In children, most cataracts are removed to allow better development of vision in the affected eye.
Your child may be kept in hospital overnight to check their recovery process, and will have to use eye drops afterwards.
Read more about treating cataracts in children.
In some cases, surgery is used to improve the appearance of a squint. The operation will either strengthen or weaken the eye muscles of the lazy eye to change its position.
This means the lazy eye will appear to be better aligned with the good eye. The child's vision won't improve, but their eyes will appear straighter and it will help the eyes work better together.
Read more about treating squints.
A droopy eyelid (ptosis) can also be corrected using surgery.
A number of different treatment options can be used to encourage your child to use the affected eye. These are outlined below.
Using a patch is known as occlusion. It involves placing a patch with a sticky rim over the "good" eye so the lazy eye is forced to work. It can be very effective in improving the sight in the lazy eye. Patches often need to be worn with glasses.
The length of time the child will need to wear the patch will depend on how old they are, how serious the problem is, and how much they co-operate with wearing the patch.
The orthoptist and ophthalmologist will determine how often follow-up checks are needed.
Patches are most effective before a child reaches six years of age. Most children will need to wear the patch for a few hours a day for several months.
Using a patch to treat a lazy eye can be a time-consuming process and can often be an unpleasant experience for the child until they get used to it. This is understandable – from their point of view, you're making their vision worse by taking their good eye away from them.
This is why the most important thing for you to do is explain the reasons for using a patch, and the importance of sticking with the treatment, to your child so that they're motivated to do it.
If your child is too young to understand, try to think of incentives to encourage them to use the patch. While the patch is on, they should do close-up activities, such as playing with an electronic tablet, colouring, reading or schoolwork. Rewarding them with their favourite television programme is a useful option.
Atropine eye drops can be used to blur the vision in the good eye. They expand (dilate) the pupil of the good eye and blur vision, which encourages the use of the lazy eye.
Side effects that can occur after using eye drops include:
However, these side effects are usually infrequent and rarely outweigh the benefits of using eye drops.
Eye drops can be as effective as using a patch, and often the choice of treatment is a matter of preference. Children who don't like having drops in their eyes can wear a patch, and vice versa.
In some cases, a lazy eye doesn't improve despite having proper treatment.
Sometimes poor results are due to the child or family finding it difficult to stick to using the patch or the drops.
If you're having trouble with one kind of treatment, you should discuss the alternatives with your eye specialist.

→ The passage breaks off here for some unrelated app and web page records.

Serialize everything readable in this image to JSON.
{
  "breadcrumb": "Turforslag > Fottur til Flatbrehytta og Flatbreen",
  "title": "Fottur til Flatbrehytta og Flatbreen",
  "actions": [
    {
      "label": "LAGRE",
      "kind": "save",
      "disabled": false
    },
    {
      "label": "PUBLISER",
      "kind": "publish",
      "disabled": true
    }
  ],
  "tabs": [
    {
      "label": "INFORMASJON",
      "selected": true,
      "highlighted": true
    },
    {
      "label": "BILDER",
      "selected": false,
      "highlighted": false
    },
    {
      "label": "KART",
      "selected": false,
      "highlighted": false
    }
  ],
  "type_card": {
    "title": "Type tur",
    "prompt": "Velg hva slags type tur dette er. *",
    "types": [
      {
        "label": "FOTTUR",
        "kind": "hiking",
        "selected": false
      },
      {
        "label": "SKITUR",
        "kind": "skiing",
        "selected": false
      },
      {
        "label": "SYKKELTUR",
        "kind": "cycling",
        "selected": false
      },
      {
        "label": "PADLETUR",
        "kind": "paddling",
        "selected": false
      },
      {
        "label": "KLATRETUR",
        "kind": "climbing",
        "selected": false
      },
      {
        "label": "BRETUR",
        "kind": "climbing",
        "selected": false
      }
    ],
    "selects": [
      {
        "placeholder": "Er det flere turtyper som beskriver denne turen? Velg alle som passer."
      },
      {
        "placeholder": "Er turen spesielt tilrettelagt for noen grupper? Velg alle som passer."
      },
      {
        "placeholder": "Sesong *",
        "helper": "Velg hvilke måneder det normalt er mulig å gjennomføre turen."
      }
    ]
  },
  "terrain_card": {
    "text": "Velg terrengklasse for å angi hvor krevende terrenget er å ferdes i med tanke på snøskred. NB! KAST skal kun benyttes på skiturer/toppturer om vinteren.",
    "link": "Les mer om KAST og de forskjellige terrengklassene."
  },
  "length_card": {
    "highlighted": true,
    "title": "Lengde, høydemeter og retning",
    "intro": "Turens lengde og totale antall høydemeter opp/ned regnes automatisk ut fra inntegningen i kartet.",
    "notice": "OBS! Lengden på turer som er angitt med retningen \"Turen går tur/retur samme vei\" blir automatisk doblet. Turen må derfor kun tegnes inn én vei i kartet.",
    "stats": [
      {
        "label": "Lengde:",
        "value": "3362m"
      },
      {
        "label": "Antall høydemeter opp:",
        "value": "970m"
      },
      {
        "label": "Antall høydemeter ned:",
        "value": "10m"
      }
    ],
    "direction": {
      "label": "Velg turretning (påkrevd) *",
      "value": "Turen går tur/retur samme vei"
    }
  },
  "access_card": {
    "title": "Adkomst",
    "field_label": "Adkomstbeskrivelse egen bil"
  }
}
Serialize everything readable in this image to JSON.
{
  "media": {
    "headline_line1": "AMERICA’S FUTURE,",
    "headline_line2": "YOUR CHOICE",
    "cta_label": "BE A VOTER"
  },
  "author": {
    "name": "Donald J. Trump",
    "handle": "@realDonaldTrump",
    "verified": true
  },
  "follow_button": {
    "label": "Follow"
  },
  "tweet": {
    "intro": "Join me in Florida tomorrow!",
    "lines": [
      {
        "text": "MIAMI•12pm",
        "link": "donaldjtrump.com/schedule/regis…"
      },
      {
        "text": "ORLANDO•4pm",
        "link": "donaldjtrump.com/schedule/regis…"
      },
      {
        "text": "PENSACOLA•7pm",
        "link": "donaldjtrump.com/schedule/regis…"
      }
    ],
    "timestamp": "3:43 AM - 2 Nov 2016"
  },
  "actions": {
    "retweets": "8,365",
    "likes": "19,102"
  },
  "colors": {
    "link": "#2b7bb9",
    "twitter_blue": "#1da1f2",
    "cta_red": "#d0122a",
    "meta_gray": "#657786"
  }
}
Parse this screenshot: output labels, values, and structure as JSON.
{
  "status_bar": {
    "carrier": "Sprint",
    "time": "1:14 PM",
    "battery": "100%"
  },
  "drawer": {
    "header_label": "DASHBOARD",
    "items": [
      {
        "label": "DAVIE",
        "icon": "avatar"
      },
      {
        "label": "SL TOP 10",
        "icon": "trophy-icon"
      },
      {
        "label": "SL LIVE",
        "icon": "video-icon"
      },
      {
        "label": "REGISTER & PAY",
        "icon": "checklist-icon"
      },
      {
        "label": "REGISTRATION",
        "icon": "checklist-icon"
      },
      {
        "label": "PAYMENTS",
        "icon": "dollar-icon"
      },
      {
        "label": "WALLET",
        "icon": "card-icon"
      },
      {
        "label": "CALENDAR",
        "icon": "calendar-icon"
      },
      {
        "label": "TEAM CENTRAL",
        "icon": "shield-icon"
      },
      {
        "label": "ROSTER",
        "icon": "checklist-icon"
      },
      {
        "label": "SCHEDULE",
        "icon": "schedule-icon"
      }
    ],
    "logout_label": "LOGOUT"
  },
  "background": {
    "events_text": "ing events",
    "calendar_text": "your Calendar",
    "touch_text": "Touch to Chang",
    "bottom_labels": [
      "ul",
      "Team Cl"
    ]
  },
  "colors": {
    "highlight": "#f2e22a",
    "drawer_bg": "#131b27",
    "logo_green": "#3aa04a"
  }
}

If surgery is recommended, more than one operation may be required to improve the appearance of a squint, and glasses may still need to be worn after surgery.
If the treatment is stopped too soon, any improvements in the lazy eye can be lost. A patch may also need to be worn or eye drops used, if the lazy eye returns.